DI Thomas Horejschi
DI Wolfgang Schwarzmann
DI Thomas Fußenegger
Ing. Benjamin Baumgartl
Arch. DI Roland Wehinger
Caritas, Salzburg & Röm. Kath. Pfarrgemeinde Salzburg - Herrnau, Salzburg
Text HK Architekten,
Translation Bronwen Rolls
Image Thomas Knapp
Caritas Head Office, Salzburg-Herrnau
The existing monastery wall was breached on the north-west side, and was supplemented with two new buildings creating gateways for the social centre. The kindergarten and the administration building open the church garden to the general public. The spatial demarcation of the monastery and the parish garden are still preserved.
The southern foothills of the city of Salzburg are characterised by dense residential areas. Taking this into account the space is separated over two volumes. The buildings, which are kept minimalist in their outward appearance, subtly blend into the surrounding urban context. Moving away from the church, they give them enough room to do justice to their distinctive architecture. The straightforward office building allows for a buffer zone to the street. This meeting zone forms the connection for traffic and as an extended access area for administration, CARLA and kindergarten. Central to this square is the expanded access to the footpath and to a patch of the trees, forming an avenue along Friedensstraße. The required parking spaces for the shop and kindergarten are placed in front of the administrative building. Their position was chosen so that at a later date a connection to the planned roundabout, the direct exit from the underground car park, can be instigated.
The two volumes are clearly separated above ground. The administrative building requires different room heights to the kindergarten or flats and this allows for an economic use of cubature. Given the surrounding buildings and the required compact design, the space program was organised on 4 or 5 levels. The shared underground car park enables synergies between building infrastructure technologies and parking spaces.
The monolithic administration building is structured clearly and pragmatically. Up to the eastern wall of the plot, it forms the connection area for a planned extension to the monastery. Facade and floor plan have been suitably adapted to use as an office. The bevelled window reveals loosen up the strict structure and allow a high level of daylight in. Generous openings on the ground floor allow inquisitive passers-by to gain insights and lead the way to the fully glazed entrance area. The access to the main building is central. A second back entrance allows protected access to the social care offices.

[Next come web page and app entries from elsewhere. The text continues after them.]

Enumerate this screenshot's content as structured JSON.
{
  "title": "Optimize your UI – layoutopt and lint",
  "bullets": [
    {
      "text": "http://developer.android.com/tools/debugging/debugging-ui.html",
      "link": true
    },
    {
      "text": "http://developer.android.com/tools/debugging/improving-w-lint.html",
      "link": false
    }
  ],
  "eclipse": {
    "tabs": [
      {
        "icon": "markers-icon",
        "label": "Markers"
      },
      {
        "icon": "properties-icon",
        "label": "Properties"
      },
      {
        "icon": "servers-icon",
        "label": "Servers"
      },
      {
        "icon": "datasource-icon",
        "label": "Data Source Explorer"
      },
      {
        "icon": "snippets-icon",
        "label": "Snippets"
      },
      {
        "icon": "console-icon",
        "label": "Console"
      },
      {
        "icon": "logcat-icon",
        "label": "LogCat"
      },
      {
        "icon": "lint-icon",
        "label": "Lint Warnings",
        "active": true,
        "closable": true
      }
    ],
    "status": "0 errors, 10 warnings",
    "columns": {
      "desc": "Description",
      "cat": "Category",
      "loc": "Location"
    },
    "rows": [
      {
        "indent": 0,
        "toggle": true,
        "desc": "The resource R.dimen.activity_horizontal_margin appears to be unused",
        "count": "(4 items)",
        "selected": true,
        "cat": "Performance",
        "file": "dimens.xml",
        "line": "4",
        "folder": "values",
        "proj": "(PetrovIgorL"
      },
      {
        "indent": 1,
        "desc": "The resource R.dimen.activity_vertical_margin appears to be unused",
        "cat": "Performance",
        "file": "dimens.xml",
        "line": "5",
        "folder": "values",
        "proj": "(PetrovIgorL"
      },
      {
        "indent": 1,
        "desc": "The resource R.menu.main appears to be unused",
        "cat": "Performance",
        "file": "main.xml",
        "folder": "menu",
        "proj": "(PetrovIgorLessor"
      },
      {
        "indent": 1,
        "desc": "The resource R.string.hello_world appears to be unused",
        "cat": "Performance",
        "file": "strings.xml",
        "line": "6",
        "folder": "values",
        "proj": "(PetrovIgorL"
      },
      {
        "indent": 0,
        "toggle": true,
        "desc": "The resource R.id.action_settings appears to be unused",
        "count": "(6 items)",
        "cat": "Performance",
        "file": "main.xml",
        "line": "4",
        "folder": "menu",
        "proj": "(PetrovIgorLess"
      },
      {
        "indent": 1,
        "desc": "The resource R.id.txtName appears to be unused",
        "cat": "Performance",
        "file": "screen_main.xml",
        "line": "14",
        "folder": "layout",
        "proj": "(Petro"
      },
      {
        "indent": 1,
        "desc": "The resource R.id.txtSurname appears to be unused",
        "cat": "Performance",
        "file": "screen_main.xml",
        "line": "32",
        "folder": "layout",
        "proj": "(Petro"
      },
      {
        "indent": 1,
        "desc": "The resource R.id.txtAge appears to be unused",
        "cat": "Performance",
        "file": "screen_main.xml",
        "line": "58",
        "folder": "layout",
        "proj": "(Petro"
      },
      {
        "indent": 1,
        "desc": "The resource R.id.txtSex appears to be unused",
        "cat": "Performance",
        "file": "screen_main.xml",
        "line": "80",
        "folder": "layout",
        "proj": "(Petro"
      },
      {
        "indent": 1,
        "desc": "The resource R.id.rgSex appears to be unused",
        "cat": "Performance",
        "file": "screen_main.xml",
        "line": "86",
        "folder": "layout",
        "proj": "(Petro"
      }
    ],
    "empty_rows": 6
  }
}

The central backbone of the office building includes all infrastructural facilities and can be subsequently extended accordingly. The copy room and the tea kitchen are located in central locations so that employees can have an informal exchange during their day. Individual departments are divided with glass elements. The privacy of the workstations can be controlled individually via curtains. With appropriate interfaces, the spatial separation possibilities are massive. Building loads are removed via the core or the outer walls, which means that rooms can be flexibly designed for later uses.
The OG4, with its elevated position, is the ideal location for retreat and relaxation areas. Meeting room and kitchen were planned in close proximity to each other and can be brought together on appropriate occasions. Together with the adjoining green space, the meditation room in the southwestern corner of the building forms a secluded unit of tranquillity. All rooms in OG4 were kept in the grid of the underlying office space. A later extension beyond the roof terrace can be carried out without any significant demolition measures.
The kindergarten and residential building is open and playful in its design. The building, which was designed as a hybrid construction, includes a support structure made of reinforced concrete with suspended timber elements as the facade. The white paint groups the buildings together, creating an ensemble. The kindergarten is located on the ground floor and first floor. This division ensures a compact footprint and allows exciting visual relationships, both in the rectory garden and in the playing areas. If necessary, the toddler group on the 1st floor can also be extended into a kindergarten group. In the planning the required exposure area, as well as the arrangement of the sanitary rooms, were already considered. The outdoor area is accessed via a porch. The accessibility of the 1st floor is via its own secure access from the apartment staircase. The apartments were distributed in the specified key from 6 – 2 – 1. They are all oriented southeast or northwest. They are accessed via a central core, which is also used by kindergarten as a 2nd escape route.